Avoid sugar-sweetened drinks
The experts caution against beverages that are sources of added sugars in young children’s diets, including flavored milks (e.g., chocolate, strawberry) and sugar- and low-calorie sweetened beverages.
“As a pediatrician, I know what a child drinks can be almost as important as what they eat, in terms of a healthy diet. This is especially true for very young children,” said Natalie Muth, MD, who represented the American Academy of Pediatrics on the expert panel. “We know that children learn what flavors they prefer at a very early age—as young as 9 months—and these preferences can last through childhood and adulthood. That’s why it’s important to set them on a healthy course.” “Nearly 40,000 people in the U.S. die each year from heart problems due to overconsumption of sugary drinks. This is unhealthy and unacceptable, and the seismic shift in our culture needed to change this status quo must start with our kids,” said Nancy Brown, CEO of the American Heart Association.
Healthy beverage recommendations:
The recommendations outlined below by age are intended for healthy children in the United States and do not address medical situations in which specific nutrition guidance is needed to manage a health condition or specific dietary choices such as abstaining from animal products.
As always, consult with your health care provider about your child’s individual needs.
- All children 5 and under should avoid drinking flavored milks, toddler formulas, plant-based/non-dairy milks*, caffeinated beverages and sugar- and low-calorie sweetened beverages, as these beverages can be big sources of added sugars in young children’s diets and provide no unique nutritional value.
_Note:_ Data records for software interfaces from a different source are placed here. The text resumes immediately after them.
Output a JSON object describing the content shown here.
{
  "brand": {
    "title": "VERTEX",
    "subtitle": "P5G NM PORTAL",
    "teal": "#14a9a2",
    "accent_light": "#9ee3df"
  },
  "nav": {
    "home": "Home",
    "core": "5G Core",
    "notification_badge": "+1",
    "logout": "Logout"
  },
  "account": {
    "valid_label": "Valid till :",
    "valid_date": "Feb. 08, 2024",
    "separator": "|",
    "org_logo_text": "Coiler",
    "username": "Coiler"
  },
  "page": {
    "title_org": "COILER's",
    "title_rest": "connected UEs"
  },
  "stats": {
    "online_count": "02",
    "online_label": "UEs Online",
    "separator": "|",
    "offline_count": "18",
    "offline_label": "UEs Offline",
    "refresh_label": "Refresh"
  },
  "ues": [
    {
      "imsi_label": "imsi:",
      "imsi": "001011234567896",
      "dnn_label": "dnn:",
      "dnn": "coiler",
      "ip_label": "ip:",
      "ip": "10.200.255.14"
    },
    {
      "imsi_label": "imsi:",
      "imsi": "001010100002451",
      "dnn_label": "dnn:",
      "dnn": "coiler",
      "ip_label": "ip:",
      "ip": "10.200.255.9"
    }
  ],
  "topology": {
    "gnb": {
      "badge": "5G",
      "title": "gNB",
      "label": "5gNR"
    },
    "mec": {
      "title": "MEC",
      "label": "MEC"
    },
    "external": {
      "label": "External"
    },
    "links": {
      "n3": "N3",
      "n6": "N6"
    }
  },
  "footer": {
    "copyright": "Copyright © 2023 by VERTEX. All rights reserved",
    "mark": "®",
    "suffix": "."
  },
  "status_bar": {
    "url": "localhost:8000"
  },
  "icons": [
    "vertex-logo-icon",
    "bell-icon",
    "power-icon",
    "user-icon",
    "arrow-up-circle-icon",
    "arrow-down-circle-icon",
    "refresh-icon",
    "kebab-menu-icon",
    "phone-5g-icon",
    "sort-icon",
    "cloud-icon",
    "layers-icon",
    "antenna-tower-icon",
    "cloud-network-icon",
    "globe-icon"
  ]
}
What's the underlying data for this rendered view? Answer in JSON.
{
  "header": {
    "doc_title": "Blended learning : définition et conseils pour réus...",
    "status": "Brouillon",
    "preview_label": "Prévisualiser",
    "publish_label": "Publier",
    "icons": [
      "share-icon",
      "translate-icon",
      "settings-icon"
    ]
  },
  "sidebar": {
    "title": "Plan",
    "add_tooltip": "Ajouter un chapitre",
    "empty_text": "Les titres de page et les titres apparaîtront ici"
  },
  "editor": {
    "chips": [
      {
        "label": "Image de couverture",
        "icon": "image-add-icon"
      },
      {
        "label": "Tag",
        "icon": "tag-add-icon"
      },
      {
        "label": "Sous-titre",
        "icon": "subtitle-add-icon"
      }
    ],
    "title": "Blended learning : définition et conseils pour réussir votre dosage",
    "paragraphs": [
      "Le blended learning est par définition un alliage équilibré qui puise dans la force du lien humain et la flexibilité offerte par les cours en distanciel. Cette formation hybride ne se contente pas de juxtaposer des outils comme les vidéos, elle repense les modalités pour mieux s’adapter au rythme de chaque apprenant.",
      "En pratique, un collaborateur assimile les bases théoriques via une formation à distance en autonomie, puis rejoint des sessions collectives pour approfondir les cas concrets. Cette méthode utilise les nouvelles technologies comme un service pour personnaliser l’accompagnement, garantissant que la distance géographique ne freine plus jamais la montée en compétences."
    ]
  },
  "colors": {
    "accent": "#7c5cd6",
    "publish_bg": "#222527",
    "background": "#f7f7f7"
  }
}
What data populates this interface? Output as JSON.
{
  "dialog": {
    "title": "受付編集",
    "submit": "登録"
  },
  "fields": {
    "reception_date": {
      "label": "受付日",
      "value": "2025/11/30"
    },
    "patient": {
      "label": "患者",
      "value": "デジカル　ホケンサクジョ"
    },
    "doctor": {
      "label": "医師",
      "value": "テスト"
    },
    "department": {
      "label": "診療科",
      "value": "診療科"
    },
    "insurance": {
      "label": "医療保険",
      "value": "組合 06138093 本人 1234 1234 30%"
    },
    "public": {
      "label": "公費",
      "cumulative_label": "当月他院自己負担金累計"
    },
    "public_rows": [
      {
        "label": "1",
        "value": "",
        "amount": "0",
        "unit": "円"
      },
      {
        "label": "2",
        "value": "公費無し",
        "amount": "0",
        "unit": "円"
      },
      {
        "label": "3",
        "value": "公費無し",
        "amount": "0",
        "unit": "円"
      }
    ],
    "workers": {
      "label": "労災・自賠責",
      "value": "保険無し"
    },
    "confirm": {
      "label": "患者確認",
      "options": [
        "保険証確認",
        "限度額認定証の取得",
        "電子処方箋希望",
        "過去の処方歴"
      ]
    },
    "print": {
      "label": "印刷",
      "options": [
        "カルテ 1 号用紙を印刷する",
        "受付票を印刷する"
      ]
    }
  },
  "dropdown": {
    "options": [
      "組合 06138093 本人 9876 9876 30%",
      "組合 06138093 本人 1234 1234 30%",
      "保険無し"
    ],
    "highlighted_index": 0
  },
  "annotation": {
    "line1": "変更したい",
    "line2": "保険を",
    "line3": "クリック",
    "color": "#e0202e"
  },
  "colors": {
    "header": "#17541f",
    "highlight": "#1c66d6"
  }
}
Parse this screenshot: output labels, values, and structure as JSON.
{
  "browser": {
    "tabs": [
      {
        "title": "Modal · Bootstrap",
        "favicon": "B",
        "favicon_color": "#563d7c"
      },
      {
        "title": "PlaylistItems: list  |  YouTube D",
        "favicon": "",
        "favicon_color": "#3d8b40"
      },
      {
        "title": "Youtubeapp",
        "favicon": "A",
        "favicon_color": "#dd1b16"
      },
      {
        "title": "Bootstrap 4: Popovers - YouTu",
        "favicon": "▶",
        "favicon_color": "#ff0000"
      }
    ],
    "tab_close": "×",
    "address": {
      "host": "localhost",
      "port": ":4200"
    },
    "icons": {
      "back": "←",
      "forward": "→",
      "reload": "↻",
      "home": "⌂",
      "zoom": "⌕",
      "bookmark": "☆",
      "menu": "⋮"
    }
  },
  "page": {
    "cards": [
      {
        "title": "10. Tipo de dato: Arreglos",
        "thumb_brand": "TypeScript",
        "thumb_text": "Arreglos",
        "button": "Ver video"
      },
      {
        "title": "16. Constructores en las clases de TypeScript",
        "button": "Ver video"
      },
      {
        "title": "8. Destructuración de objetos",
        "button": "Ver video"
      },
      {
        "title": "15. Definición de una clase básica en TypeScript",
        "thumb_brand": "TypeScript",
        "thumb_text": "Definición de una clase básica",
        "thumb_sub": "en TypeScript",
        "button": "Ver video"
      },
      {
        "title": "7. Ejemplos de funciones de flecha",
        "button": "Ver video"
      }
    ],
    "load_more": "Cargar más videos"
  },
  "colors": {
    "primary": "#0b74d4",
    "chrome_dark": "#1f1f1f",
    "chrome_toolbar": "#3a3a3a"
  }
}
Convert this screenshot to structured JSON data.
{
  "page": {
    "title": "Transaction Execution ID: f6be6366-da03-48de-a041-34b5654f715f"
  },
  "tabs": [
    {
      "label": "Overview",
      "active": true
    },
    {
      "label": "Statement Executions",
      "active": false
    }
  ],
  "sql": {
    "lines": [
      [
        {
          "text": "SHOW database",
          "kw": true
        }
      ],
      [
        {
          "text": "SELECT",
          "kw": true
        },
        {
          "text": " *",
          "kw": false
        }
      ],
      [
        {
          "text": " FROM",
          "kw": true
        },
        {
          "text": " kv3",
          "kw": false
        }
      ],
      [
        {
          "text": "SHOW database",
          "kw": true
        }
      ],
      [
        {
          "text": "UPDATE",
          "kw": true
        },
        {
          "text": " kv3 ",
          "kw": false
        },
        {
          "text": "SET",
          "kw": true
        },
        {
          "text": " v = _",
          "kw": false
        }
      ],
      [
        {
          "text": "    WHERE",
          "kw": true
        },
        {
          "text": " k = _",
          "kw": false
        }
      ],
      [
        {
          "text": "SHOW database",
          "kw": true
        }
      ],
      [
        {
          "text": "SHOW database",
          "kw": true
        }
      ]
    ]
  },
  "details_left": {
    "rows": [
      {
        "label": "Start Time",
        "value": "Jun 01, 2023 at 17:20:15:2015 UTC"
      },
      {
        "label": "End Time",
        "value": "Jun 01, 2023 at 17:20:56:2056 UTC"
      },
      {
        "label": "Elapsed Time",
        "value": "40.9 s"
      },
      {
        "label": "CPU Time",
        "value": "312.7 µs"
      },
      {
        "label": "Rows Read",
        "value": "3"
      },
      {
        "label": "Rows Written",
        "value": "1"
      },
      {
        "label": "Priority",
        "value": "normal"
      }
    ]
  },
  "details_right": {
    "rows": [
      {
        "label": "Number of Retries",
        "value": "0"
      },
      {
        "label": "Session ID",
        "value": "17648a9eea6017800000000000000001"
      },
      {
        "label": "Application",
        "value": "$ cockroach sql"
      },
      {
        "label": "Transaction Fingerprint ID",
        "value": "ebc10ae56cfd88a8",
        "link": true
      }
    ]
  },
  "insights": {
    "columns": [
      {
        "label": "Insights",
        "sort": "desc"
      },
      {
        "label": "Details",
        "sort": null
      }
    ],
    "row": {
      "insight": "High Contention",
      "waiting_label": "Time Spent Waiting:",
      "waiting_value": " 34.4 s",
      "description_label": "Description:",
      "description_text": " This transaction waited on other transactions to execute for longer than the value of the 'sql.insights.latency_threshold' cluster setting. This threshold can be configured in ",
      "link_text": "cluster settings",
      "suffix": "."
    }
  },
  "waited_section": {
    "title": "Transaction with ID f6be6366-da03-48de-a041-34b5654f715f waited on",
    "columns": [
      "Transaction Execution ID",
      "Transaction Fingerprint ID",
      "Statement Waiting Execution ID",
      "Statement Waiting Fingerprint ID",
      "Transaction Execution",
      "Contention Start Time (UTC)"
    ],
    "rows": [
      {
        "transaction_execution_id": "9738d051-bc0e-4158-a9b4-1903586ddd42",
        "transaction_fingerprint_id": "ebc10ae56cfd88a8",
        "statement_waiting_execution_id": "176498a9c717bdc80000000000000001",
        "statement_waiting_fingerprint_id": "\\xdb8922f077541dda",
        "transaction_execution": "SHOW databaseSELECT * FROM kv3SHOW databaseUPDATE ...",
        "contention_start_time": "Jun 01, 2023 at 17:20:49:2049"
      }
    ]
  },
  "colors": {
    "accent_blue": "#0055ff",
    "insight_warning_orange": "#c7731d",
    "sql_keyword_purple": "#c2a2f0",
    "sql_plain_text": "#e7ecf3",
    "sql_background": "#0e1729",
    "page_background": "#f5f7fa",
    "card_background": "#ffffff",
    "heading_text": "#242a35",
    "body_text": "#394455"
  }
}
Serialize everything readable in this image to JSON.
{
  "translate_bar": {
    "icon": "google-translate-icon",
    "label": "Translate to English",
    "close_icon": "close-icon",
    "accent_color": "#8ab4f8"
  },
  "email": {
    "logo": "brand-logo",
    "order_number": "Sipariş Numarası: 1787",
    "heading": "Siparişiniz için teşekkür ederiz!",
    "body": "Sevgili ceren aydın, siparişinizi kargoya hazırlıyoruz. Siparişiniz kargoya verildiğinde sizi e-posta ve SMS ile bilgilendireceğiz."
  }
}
- 0-6 months: Babies need only breast milk or infant formula to get enough fluids and proper nutrition.
- 6-12 months: In addition to breast milk or infant formula, offer a small amount of drinking water once solid foods are introduced to help babies get familiar with the taste – just a few sips at mealtimes is all it takes. It’s best for children under 1 not to drink juice. Even 100% fruit juice offers no nutritional benefits over whole fruit.
- 12-24 months: It’s time to add whole milk, which has many essential nutrients, along with plain drinking water for hydration. A small amount of juice is ok, but make sure it’s 100% fruit juice to avoid added sugar. Better yet, serve small pieces of real fruit, which is even healthier.
- 2-5 years: Milk and water are the go-to beverages. Look for milks with less fat than whole milk, like skim (non-fat) or low-fat (1%). If you choose to serve 100% fruit juice, stick to a small amount, and remember adding water can make a little go a long way!
See the full guidelines and learn more at http://www.healthydrinkshealthykids.org. This site also contains a set of parent-focused one-minute videos, in English and Spanish, covering all the different topics included in the guidelines such as tips for swapping out sugary drinks and understanding different types of milk.
To develop the evidence-based recommendations, HER conducted an extensive review of scientific literature, existing guidelines from national and international bodies, and reports on early childhood beverage consumption. It also convened an expert panel of representatives from AAP, AHA, the Academy, and AAPD and a scientific advisory committee whose members discussed and reviewed the preliminary and final recommendations. Panelists and committee members were experts in pediatrics, early childhood nutrition, dentistry, and dietary and nutrition guidance.
*Notes: Evidence indicates that, with the exception of fortified soymilk, many plant-based/non-dairy milk alternatives lack key nutrients found in cow’s milk. Our bodies cannot absorb nutrients in these non-dairy milks as well as they can from regular milk. Non-dairy milks may be a good choice if a child is allergic to dairy, lactose intolerant, or is in a family that has made specific dietary choices such as abstaining from animal products. Be sure to consult with your health care provider to choose the right milk substitute to ensure that your child is still getting adequate amounts of the key nutrients found in milk, such as protein, calcium, and vitamin D, which are essential for healthy growth and development.